Born (1928-05-11) May 11, 1928 (age 86)
Vienna, Austria
Alma mater University of British Columbia
Occupation Television journalist, author
Notable credit(s) CBC Television
CBC Newsworld
Spouse(s) Myra E. Kemmer
Children Leah, Ann (Anonymous Last Names)

Joe Schlesinger, CM (born May 11, 1928) is a Canadian television journalist and author.

Early life and career[edit]

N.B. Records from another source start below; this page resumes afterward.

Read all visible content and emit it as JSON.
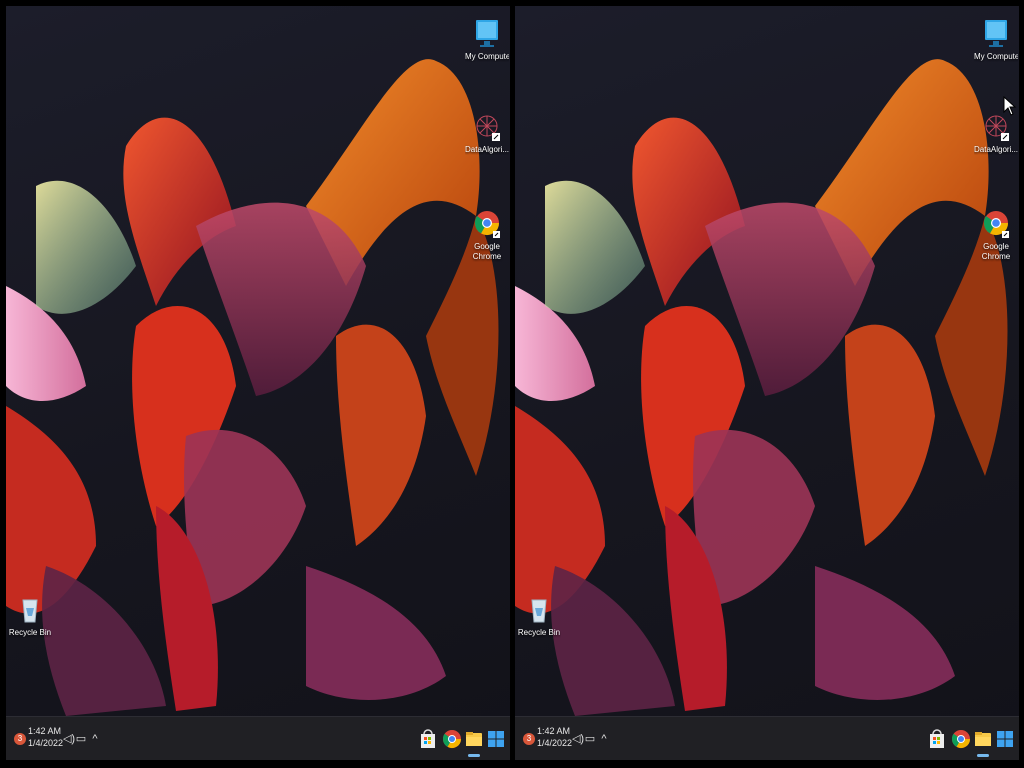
{
  "desktop": {
    "icons": [
      {
        "label": "My Computer",
        "icon": "monitor-icon"
      },
      {
        "label": "DataAlgori...",
        "icon": "dataalgori-app-icon"
      },
      {
        "label": "Google Chrome",
        "label_line1": "Google",
        "label_line2": "Chrome",
        "icon": "chrome-icon"
      },
      {
        "label": "Recycle Bin",
        "icon": "recycle-bin-icon"
      }
    ]
  },
  "taskbar": {
    "time": "1:42 AM",
    "date": "1/4/2022",
    "notification_count": "3",
    "chevron": "^",
    "apps": [
      {
        "name": "store",
        "icon": "store-icon"
      },
      {
        "name": "chrome",
        "icon": "chrome-icon"
      },
      {
        "name": "file-explorer",
        "icon": "folder-icon"
      },
      {
        "name": "start",
        "icon": "windows-start-icon"
      }
    ]
  },
  "colors": {
    "background": "#16161f",
    "taskbar": "#202024",
    "accent": "#76b9ed",
    "ribbon_orange": "#e2620f",
    "ribbon_red": "#c2192a",
    "ribbon_magenta": "#8e2757"
  }
}
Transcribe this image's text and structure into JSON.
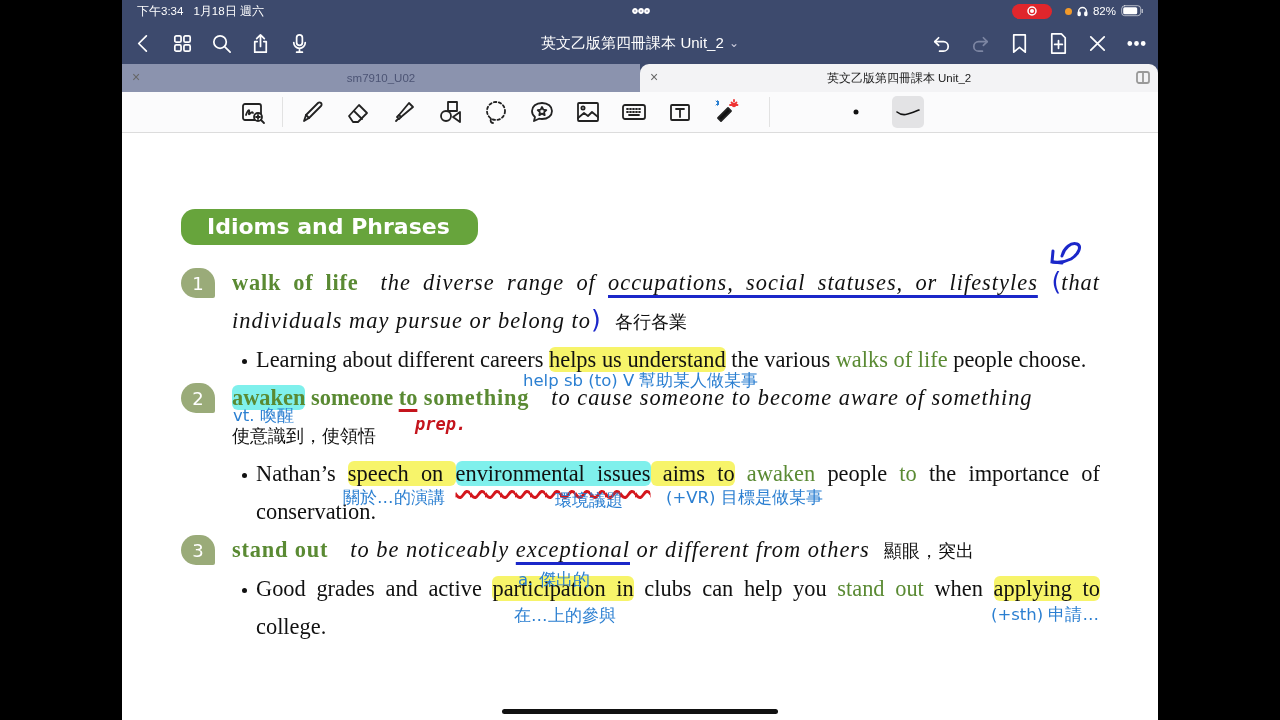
{
  "status_bar": {
    "time": "下午3:34",
    "date": "1月18日 週六",
    "recording": true,
    "battery": "82%"
  },
  "nav": {
    "title": "英文乙版第四冊課本 Unit_2",
    "title_caret": "⌄",
    "redo_disabled": true
  },
  "tabs": [
    {
      "close": "×",
      "label": "sm7910_U02",
      "selected": false
    },
    {
      "close": "×",
      "label": "英文乙版第四冊課本 Unit_2",
      "selected": true
    }
  ],
  "toolbar": {
    "pen_styles": [
      {
        "kind": "dot",
        "selected": false
      },
      {
        "kind": "curve",
        "selected": true
      }
    ]
  },
  "document": {
    "heading": "Idioms and Phrases",
    "entries": [
      {
        "number": "1",
        "text": [
          {
            "text": "walk of life",
            "kind": "term"
          },
          {
            "text": "the diverse range of ",
            "kind": "definition"
          },
          {
            "text": "occupations, social statuses, or lifestyles",
            "kind": "definition",
            "underlined": true
          },
          {
            "text": " (",
            "kind": "ink"
          },
          {
            "text": "that individuals may pursue or belong to",
            "kind": "definition"
          },
          {
            "text": ")",
            "kind": "ink"
          },
          {
            "text": "各行各業",
            "kind": "gloss"
          }
        ],
        "example": [
          {
            "text": "Learning about different careers ",
            "kind": "plain"
          },
          {
            "text": "helps us understand",
            "kind": "plain",
            "highlighted": true,
            "color": "#f7f46a"
          },
          {
            "text": " the various ",
            "kind": "plain"
          },
          {
            "text": "walks of life",
            "kind": "green"
          },
          {
            "text": " people choose.",
            "kind": "plain"
          }
        ]
      },
      {
        "number": "2",
        "text": [
          {
            "text": "awaken",
            "kind": "term-part",
            "highlighted": true,
            "color": "#7ff0ec"
          },
          {
            "text": " someone ",
            "kind": "term-part"
          },
          {
            "text": "to",
            "kind": "term-part",
            "underlined": true
          },
          {
            "text": " something",
            "kind": "term"
          },
          {
            "text": "to cause someone to become aware of something",
            "kind": "definition"
          },
          {
            "text": "使意識到，使領悟",
            "kind": "gloss-line"
          }
        ],
        "example": [
          {
            "text": "Nathan’s ",
            "kind": "plain"
          },
          {
            "text": "speech on ",
            "kind": "plain",
            "highlighted": true,
            "color": "#f7f46a"
          },
          {
            "text": "environmental issues",
            "kind": "plain",
            "highlighted": true,
            "color": "#7ff0ec",
            "wavy": true
          },
          {
            "text": " aims to",
            "kind": "plain",
            "highlighted": true,
            "color": "#f7f46a"
          },
          {
            "text": " awaken",
            "kind": "green"
          },
          {
            "text": " people ",
            "kind": "plain"
          },
          {
            "text": "to",
            "kind": "green"
          },
          {
            "text": " the importance of conservation.",
            "kind": "plain"
          }
        ]
      },
      {
        "number": "3",
        "text": [
          {
            "text": "stand out",
            "kind": "term"
          },
          {
            "text": "to be noticeably ",
            "kind": "definition"
          },
          {
            "text": "exceptional",
            "kind": "definition",
            "underlined": true
          },
          {
            "text": " or different from others",
            "kind": "definition"
          },
          {
            "text": "顯眼，突出",
            "kind": "gloss"
          }
        ],
        "example": [
          {
            "text": "Good grades and active ",
            "kind": "plain"
          },
          {
            "text": "participation in",
            "kind": "plain",
            "highlighted": true,
            "color": "#f7f46a"
          },
          {
            "text": " clubs can help you ",
            "kind": "plain"
          },
          {
            "text": "stand out",
            "kind": "green"
          },
          {
            "text": " when ",
            "kind": "plain"
          },
          {
            "text": "applying to",
            "kind": "plain",
            "highlighted": true,
            "color": "#f7f46a"
          },
          {
            "text": " college.",
            "kind": "plain"
          }
        ]
      }
    ],
    "notes": [
      {
        "text": "help sb (to) V 幫助某人做某事",
        "kind": "typed",
        "color": "#2b7fd1"
      },
      {
        "text": "vt. 喚醒",
        "kind": "typed",
        "color": "#2b7fd1"
      },
      {
        "text": "prep.",
        "kind": "script",
        "color": "#c4141c"
      },
      {
        "text": "關於…的演講",
        "kind": "typed",
        "color": "#2b7fd1"
      },
      {
        "text": "環境議題",
        "kind": "typed",
        "color": "#2b7fd1"
      },
      {
        "text": "(+VR) 目標是做某事",
        "kind": "typed",
        "color": "#2b7fd1"
      },
      {
        "text": "a. 傑出的",
        "kind": "typed",
        "color": "#2b7fd1"
      },
      {
        "text": "在…上的參與",
        "kind": "typed",
        "color": "#2b7fd1"
      },
      {
        "text": "(+sth) 申請…",
        "kind": "typed",
        "color": "#2b7fd1"
      }
    ]
  }
}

Schlesinger was born to a Jewish family in Vienna, Austria, in 1928. He was raised in Czechoslovakia. When that country was occupied by Germany in 1939, he was sent to England by his parents as part of the kindertransport, organized by Sir Nicholas Winton, that rescued 669 Jewish children. His parents were later killed in the Holocaust. Schlesinger pursued a journalism career after the war, first working at the Prague bureau of the Associated Press in 1948. He left Czechoslovakia after its Communist government began arresting journalists. In 1950, he arrived in Canada. After studying at the University of British Columbia in Vancouver, he reported for the Vancouver Province and the Toronto Star, and edited for UPI in London and the International Herald Tribune in Paris.[1]

Career with the CBC[edit]

He joined the Canadian Broadcasting Corporation in 1966. He retired from full-time employment in 1994, but continues to produce essays and special reports for CBC News.[2] He was a host on CBC Newsworld and producer of commentaries and documentaries for CBC Prime Time News.

In 1990, he wrote his autobiography, Time Zones: a Journalist in the World, which became a bestseller.[2]

In 1994, he was made a Member of the Order of Canada.[3] He was nominated for 18 Gemini Awards and won three awards, for "Best Reportage" (1987 and 1992) and "Best News Magazine Segment" (2004). He was also awarded the John Drainie Award (1997) and "Best Performance by a Broadcast Journalist (Gordon Sinclair Award)" (1987).

On June 7, 2010, he received an Honorary Doctorate of Laws from Queen's University in Kingston[4] and delivered the convocation speech to a part of the graduating class of 2010 from Queens' Faculty of Arts and Sciences. On June 8, 2011, he received an Honorary Doctorate of Letters from the University of Alberta in Edmonton for his long and distinguished career,[citation needed] and also delivered a speech to part of the U of A's 2011 graduating class of the Faculty of Arts.

References[edit]